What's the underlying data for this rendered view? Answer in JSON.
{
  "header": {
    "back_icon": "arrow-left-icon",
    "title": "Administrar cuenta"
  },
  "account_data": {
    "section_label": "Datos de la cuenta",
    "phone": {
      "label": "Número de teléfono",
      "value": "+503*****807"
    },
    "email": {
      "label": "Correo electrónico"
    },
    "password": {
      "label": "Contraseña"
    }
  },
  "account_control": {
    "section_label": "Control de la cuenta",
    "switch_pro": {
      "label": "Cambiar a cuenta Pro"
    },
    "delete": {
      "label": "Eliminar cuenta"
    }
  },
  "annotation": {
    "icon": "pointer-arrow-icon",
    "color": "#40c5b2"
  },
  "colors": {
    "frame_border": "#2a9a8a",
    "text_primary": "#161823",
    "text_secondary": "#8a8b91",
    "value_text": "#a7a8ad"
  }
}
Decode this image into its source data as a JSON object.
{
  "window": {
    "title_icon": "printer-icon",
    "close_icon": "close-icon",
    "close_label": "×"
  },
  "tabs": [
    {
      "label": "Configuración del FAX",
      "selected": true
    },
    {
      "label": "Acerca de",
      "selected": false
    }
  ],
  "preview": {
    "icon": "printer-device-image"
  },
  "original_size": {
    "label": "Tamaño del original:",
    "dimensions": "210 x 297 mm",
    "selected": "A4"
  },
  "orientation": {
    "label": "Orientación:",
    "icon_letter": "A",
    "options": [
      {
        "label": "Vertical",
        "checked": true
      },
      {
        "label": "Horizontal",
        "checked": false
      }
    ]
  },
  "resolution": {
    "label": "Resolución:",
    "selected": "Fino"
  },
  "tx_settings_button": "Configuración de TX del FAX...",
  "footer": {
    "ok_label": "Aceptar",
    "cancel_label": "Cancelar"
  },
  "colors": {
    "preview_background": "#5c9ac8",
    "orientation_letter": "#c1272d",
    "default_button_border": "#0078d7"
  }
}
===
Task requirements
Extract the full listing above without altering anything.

Solution to the problem
What's the underlying data for this rendered view? Answer in JSON.
{
  "header": {
    "back_icon": "arrow-left-icon",
    "title": "Administrar cuenta"
  },
  "account_data": {
    "section_label": "Datos de la cuenta",
    "phone": {
      "label": "Número de teléfono",
      "value": "+503*****807"
    },
    "email": {
      "label": "Correo electrónico"
    },
    "password": {
      "label": "Contraseña"
    }
  },
  "account_control": {
    "section_label": "Control de la cuenta",
    "switch_pro": {
      "label": "Cambiar a cuenta Pro"
    },
    "delete": {
      "label": "Eliminar cuenta"
    }
  },
  "annotation": {
    "icon": "pointer-arrow-icon",
    "color": "#40c5b2"
  },
  "colors": {
    "frame_border": "#2a9a8a",
    "text_primary": "#161823",
    "text_secondary": "#8a8b91",
    "value_text": "#a7a8ad"
  }
}
Decode this image into its source data as a JSON object.
{
  "window": {
    "title_icon": "printer-icon",
    "close_icon": "close-icon",
    "close_label": "×"
  },
  "tabs": [
    {
      "label": "Configuración del FAX",
      "selected": true
    },
    {
      "label": "Acerca de",
      "selected": false
    }
  ],
  "preview": {
    "icon": "printer-device-image"
  },
  "original_size": {
    "label": "Tamaño del original:",
    "dimensions": "210 x 297 mm",
    "selected": "A4"
  },
  "orientation": {
    "label": "Orientación:",
    "icon_letter": "A",
    "options": [
      {
        "label": "Vertical",
        "checked": true
      },
      {
        "label": "Horizontal",
        "checked": false
      }
    ]
  },
  "resolution": {
    "label": "Resolución:",
    "selected": "Fino"
  },
  "tx_settings_button": "Configuración de TX del FAX...",
  "footer": {
    "ok_label": "Aceptar",
    "cancel_label": "Cancelar"
  },
  "colors": {
    "preview_background": "#5c9ac8",
    "orientation_letter": "#c1272d",
    "default_button_border": "#0078d7"
  }
}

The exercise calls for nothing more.